Poultry (indoor broilers)
POULTRY & ARABLE, NORFOLK: William recently went into poultry production as a way of diversifying his farm business, which, for generations, had relied purely on the growing and harvesting of crops.
In 2017, he built four sheds housing 155,000 broiler chickens (broilers are for meat production and do not lay eggs). In a year the farm produces 1.2 million birds.
The broiler unit was enormously controversial and sparked conflict between William and his local community. There were many objections from residents and animal welfare groups opposed to intensive, indoor livestock production. The planning battle lasted 27 months until permission was finally granted in April 2017.
The experience took its toll on William and he confesses to sometimes wondering if it was worth the emotional cost of being alienated in a village that has been his home for 55 years.
He feels things have improved considerably since the broiler unit has been up and running; and says the things people feared most, such as noise, odour, impact on employment and increased traffic, have not materialised. He recently submitted another planning application to start work on the second stage of the project – four more sheds on the same site. He hopes it will be an easier process than last time. When it’s finished, William’s farm will produce 2.4 million chickens a year.

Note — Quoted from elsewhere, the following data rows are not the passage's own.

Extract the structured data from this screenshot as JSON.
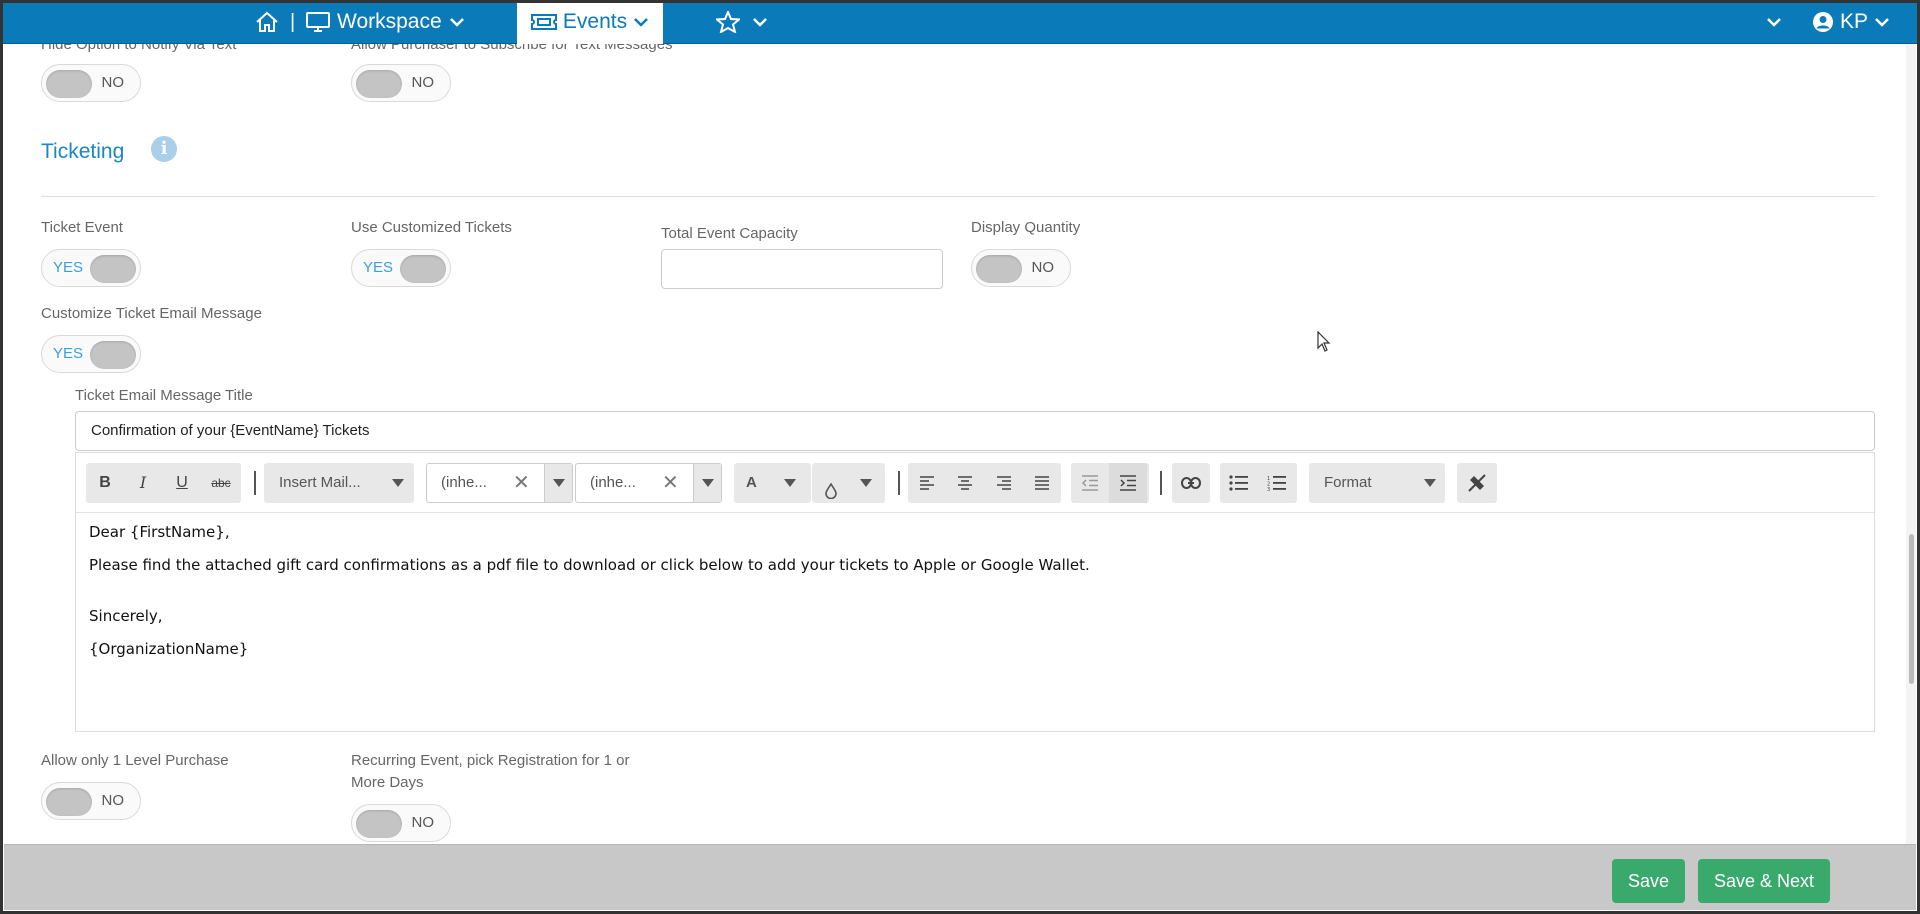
{
  "nav": {
    "separator": "|",
    "workspace": "Workspace",
    "events": "Events",
    "user_initials": "KP",
    "icons": [
      "home-icon",
      "monitor-icon",
      "ticket-icon",
      "star-icon",
      "chevron-down-icon",
      "user-circle-icon"
    ]
  },
  "top_row": {
    "hide_notify_label": "Hide Option to Notify Via Text",
    "hide_notify_value": "NO",
    "subscribe_label": "Allow Purchaser to Subscribe for Text Messages",
    "subscribe_value": "NO"
  },
  "ticketing": {
    "title": "Ticketing",
    "info_glyph": "i",
    "ticket_event_label": "Ticket Event",
    "ticket_event_value": "YES",
    "custom_tickets_label": "Use Customized Tickets",
    "custom_tickets_value": "YES",
    "capacity_label": "Total Event Capacity",
    "capacity_value": "",
    "display_qty_label": "Display Quantity",
    "display_qty_value": "NO",
    "customize_email_label": "Customize Ticket Email Message",
    "customize_email_value": "YES",
    "email_title_label": "Ticket Email Message Title",
    "email_title_value": "Confirmation of your {EventName} Tickets"
  },
  "toolbar": {
    "bold": "B",
    "italic": "I",
    "underline": "U",
    "strike": "abc",
    "insert_mail": "Insert Mail...",
    "font_family": "(inhe...",
    "font_size": "(inhe...",
    "clear_glyph": "✕",
    "font_color": "A",
    "format": "Format"
  },
  "editor": {
    "line1": "Dear {FirstName},",
    "line2": "Please find the attached gift card confirmations as a pdf file to download or click below to add your tickets to Apple or Google Wallet.",
    "line3": "Sincerely,",
    "line4": "{OrganizationName}"
  },
  "bottom_row": {
    "one_level_label": "Allow only 1 Level Purchase",
    "one_level_value": "NO",
    "recurring_label_1": "Recurring Event, pick Registration for 1 or",
    "recurring_label_2": "More Days",
    "recurring_value": "NO"
  },
  "footer": {
    "save": "Save",
    "save_next": "Save & Next"
  },
  "colors": {
    "nav_bg": "#0a7ab8",
    "accent_blue": "#1a87c4",
    "button_green": "#3aaa6c",
    "footer_bg": "#c8c8c8"
  }
}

William is running a circular system on the farm, where one part feeds another. The sheds are heated by a biomass boiler, fuelled by straw from the farm’s arable fields, and the chicken manure is used to fertilise the crops. Solar panels are also used to generate electricity for the chicken sheds.
The arable enterprise is made up of 3,000 acres (1,214 hectares) of wheat (some of which is fed to the chickens), malting barley, sugar beet and oilseed rape. Land is also rented out for pig and potato production.
William is the third generation to farm this land and has overseen an era of dramatic change.
His grandfather and father were tenants on 2,000 acres (809 hectares) and employed 22 people. Since inheriting the tenancy, William has transformed the business. He borrowed money to buy the land from the Church of England 13 years ago and expanded the farm by renting and contract farming another 1,000 acres (405 hectares). Meanwhile the rising cost of labour combined with new technology has seen William’s workforce shrink to just three employees.
He has also diversified into livery stables, holiday cottages, a small shoot and solar panels; while his brother has set up a glamping business on the farm.
His grandfather would barely recognise the farm today, but William believes change was vital in order to survive the volatility of modern farming and prepare for a post-Brexit future. In his eyes, four, with the ultimate goal of eight, chicken sheds will ensure the survival of the farm for generations to come.
Previous media experience
Look East (BBC regional TV news), Radio Norfolk (BBC local radio), BBC Farming Today (BBC Radio 4) Eastern Daily Press (newspaper), Lynn News and Advertiser (newspaper).